### To do
Please copy all of the records exactly, leaving nothing out.

### Source records
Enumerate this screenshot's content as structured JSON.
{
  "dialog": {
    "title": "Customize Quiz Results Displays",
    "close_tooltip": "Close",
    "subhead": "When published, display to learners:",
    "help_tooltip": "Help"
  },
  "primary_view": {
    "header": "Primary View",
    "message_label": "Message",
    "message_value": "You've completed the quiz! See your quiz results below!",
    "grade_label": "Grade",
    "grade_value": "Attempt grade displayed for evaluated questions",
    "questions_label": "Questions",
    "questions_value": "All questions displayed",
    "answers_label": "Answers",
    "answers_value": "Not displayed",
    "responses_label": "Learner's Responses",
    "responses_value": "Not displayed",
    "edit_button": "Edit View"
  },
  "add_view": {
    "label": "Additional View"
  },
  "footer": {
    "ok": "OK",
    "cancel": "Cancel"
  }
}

### Task output
Enumerate this screenshot's content as structured JSON.
{
  "dialog": {
    "title": "Customize Quiz Results Displays",
    "close_tooltip": "Close",
    "subhead": "When published, display to learners:",
    "help_tooltip": "Help"
  },
  "primary_view": {
    "header": "Primary View",
    "message_label": "Message",
    "message_value": "You've completed the quiz! See your quiz results below!",
    "grade_label": "Grade",
    "grade_value": "Attempt grade displayed for evaluated questions",
    "questions_label": "Questions",
    "questions_value": "All questions displayed",
    "answers_label": "Answers",
    "answers_value": "Not displayed",
    "responses_label": "Learner's Responses",
    "responses_value": "Not displayed",
    "edit_button": "Edit View"
  },
  "add_view": {
    "label": "Additional View"
  },
  "footer": {
    "ok": "OK",
    "cancel": "Cancel"
  }
}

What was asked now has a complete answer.